Across the U.S., from Boston to Chicago to San Francisco, Amnesty International activists are demanding: “Unlock the camps in Sri Lanka!”
As the 26-year-old war between the Sri Lankan government and the opposition Tamil Tigers ended this past May, about 280,000 Tamil civilians fleeing the fighting were put in overcrowded, military-run camps which they were not allowed to leave. The Sri Lankan government said that the civilians first had to be screened to determine if any of them were Tiger fighters. Amnesty International has pointed out that this constitutes arbitrary detention and violates the civilians’ right to freedom of movement.
Although some civilians have been released from the camps, around 150,000 still remain and camp shelters have deteriorated as Sri Lanka has entered the rainy season.
Amnesty’s “Unlock the Camps” campaign calls on the Sri Lankan government to let civilians leave the camps if they wish, to put the camps under civilian (not military) management, and to allow aid agencies full access to the camps.

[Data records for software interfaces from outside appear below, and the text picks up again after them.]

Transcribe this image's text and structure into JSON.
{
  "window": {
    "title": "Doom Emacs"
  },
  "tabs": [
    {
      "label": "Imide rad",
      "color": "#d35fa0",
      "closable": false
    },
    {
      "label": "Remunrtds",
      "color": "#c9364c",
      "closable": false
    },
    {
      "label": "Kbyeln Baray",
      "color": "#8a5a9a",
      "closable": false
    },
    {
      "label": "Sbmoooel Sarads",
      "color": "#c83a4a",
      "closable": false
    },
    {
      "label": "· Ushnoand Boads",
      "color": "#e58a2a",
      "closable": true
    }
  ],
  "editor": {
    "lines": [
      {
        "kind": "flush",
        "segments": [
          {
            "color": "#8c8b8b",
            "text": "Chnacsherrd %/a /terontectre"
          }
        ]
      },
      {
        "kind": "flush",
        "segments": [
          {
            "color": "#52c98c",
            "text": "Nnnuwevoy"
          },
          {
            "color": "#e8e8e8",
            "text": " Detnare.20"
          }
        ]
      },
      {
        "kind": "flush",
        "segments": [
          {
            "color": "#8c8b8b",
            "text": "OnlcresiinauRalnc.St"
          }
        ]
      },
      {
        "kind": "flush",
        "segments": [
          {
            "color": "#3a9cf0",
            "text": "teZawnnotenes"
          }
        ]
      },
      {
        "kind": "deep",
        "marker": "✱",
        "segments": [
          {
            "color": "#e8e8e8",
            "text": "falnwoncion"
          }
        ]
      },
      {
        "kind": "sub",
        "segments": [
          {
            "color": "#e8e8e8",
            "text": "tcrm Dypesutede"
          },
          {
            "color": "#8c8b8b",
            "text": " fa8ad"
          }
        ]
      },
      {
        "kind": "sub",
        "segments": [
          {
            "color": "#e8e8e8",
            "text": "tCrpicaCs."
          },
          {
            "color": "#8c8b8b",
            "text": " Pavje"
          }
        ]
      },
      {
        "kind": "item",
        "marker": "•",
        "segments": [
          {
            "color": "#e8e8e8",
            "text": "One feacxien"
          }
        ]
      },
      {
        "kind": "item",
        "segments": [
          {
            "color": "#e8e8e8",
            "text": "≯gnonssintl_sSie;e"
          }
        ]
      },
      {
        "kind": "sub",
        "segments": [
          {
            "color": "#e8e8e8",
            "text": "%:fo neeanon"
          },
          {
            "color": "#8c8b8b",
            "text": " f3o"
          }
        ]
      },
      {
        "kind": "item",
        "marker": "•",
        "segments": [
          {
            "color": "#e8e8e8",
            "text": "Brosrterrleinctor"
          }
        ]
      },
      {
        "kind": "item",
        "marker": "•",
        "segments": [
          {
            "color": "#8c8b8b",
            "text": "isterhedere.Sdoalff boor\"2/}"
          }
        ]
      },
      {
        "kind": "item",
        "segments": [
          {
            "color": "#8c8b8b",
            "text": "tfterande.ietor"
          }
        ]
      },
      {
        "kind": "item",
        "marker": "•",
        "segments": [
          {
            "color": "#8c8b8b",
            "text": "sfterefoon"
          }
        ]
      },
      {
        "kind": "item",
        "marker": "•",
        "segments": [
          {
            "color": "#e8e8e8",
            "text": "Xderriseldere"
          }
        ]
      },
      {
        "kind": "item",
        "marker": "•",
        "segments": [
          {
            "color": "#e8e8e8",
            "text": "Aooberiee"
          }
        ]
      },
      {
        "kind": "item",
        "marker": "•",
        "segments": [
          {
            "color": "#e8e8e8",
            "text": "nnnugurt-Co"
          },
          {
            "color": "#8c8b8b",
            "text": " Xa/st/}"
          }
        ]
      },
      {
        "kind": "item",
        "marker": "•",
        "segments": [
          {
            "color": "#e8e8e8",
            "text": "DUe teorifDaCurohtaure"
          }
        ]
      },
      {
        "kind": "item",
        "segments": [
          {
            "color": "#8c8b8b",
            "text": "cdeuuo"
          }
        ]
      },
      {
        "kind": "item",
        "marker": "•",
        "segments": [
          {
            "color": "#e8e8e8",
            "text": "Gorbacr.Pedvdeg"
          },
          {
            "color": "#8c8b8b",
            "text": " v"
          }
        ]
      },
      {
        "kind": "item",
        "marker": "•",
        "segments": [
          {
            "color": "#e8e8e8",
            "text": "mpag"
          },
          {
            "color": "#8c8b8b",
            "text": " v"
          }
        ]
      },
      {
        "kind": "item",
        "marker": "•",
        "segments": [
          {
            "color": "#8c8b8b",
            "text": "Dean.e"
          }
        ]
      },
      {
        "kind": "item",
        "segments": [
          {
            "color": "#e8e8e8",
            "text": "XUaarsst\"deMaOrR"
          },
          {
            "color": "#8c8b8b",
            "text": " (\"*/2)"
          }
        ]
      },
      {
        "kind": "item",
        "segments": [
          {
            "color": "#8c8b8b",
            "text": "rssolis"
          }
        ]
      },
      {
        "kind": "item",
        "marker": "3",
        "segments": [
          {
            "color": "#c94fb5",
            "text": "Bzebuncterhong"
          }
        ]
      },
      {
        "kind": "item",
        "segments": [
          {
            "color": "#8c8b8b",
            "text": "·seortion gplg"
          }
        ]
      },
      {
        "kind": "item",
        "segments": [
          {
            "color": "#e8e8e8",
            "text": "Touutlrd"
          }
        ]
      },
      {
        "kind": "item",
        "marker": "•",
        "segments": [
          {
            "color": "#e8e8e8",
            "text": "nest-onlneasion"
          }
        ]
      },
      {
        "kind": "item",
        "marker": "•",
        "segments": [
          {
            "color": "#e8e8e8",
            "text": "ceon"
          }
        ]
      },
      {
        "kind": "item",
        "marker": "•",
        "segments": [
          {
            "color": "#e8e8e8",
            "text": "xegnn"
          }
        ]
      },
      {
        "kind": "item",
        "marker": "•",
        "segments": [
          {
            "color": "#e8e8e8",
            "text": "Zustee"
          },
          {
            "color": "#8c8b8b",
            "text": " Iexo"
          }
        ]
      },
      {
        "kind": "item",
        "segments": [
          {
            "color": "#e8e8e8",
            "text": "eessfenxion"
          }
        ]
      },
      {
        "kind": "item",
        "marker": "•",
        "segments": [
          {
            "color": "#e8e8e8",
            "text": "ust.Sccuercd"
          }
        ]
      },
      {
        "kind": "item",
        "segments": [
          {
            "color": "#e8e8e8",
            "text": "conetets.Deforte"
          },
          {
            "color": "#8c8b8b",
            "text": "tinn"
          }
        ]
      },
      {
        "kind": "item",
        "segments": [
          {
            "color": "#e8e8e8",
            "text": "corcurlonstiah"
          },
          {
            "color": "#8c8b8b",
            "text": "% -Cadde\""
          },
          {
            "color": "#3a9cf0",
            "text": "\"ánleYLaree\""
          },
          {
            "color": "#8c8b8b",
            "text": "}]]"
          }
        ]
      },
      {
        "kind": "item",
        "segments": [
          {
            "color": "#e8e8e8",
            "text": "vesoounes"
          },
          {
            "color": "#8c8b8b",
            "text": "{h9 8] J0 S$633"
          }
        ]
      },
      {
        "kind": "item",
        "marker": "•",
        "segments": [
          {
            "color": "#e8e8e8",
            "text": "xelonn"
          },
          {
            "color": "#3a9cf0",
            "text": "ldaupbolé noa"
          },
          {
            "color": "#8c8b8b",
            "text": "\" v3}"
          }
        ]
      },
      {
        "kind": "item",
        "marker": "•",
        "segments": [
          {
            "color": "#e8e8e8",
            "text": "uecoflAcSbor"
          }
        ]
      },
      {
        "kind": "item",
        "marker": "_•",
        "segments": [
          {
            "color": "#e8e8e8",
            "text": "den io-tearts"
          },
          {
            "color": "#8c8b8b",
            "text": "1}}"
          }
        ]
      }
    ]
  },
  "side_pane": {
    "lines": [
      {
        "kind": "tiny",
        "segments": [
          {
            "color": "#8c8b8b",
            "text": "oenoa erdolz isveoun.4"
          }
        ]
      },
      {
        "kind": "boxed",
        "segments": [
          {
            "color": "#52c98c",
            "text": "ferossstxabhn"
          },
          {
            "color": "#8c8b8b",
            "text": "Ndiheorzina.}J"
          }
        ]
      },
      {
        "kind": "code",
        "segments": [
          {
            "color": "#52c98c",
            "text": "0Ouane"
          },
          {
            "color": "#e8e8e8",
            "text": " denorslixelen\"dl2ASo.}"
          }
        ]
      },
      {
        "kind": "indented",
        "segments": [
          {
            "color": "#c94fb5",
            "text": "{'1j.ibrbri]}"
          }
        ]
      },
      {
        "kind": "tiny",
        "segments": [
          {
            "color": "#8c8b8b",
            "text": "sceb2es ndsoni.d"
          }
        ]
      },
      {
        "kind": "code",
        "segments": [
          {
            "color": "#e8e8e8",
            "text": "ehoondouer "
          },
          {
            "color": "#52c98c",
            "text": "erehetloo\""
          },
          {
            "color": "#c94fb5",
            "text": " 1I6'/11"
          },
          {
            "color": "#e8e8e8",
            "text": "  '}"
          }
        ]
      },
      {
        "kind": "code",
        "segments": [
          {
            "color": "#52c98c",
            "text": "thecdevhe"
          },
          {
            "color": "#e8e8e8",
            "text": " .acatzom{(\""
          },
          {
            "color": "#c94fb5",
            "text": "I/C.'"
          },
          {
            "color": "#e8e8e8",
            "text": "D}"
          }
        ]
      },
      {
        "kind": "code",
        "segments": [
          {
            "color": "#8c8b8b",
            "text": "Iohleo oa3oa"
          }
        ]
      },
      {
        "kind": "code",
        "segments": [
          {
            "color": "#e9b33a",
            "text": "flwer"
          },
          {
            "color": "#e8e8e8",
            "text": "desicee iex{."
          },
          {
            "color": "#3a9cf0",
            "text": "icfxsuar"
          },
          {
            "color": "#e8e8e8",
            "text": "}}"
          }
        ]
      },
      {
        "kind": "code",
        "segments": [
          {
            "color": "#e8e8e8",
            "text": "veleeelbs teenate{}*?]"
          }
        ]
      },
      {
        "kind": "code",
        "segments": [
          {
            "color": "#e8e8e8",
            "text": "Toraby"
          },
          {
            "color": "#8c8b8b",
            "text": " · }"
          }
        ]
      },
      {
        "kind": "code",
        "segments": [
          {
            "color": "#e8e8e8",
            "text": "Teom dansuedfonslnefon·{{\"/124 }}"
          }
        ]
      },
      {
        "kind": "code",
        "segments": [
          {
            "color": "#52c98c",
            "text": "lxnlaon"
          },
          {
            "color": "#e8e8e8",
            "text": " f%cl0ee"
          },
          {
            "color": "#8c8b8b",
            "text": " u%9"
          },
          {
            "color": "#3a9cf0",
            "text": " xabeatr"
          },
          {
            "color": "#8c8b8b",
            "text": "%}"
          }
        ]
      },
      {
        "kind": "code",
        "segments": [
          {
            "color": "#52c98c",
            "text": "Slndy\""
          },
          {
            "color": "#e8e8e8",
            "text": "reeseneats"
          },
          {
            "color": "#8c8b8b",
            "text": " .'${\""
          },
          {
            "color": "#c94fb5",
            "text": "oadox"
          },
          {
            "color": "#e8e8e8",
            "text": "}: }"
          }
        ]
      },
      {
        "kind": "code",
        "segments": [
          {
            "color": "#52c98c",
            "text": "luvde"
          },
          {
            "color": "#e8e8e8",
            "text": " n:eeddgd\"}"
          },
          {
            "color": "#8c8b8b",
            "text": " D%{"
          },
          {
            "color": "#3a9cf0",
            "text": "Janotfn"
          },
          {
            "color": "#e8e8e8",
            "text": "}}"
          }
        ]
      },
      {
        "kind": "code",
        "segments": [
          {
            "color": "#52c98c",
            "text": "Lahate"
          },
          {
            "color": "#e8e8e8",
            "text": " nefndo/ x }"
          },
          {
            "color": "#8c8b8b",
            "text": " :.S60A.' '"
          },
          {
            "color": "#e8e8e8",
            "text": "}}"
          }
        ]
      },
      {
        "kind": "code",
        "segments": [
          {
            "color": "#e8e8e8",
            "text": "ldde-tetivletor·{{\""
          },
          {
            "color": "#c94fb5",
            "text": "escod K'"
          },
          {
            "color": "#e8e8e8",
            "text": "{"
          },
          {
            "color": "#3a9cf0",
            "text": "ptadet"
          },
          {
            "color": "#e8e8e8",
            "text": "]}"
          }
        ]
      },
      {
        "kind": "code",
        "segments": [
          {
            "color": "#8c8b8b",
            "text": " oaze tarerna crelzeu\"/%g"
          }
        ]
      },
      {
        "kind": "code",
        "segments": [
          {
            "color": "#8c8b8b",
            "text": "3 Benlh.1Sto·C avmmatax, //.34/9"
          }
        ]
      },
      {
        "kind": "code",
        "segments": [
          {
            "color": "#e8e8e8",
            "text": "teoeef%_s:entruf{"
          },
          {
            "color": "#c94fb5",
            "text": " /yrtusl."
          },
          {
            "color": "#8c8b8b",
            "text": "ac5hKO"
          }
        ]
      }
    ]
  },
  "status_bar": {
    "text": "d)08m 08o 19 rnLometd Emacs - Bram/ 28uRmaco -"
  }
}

Earlier this month, AIUSA members gathered in Boston and San Franscisco signed petitions and postcards demanding that the Sri Lankan government “Unlock the Camps!” SEE THE REST OF THIS POST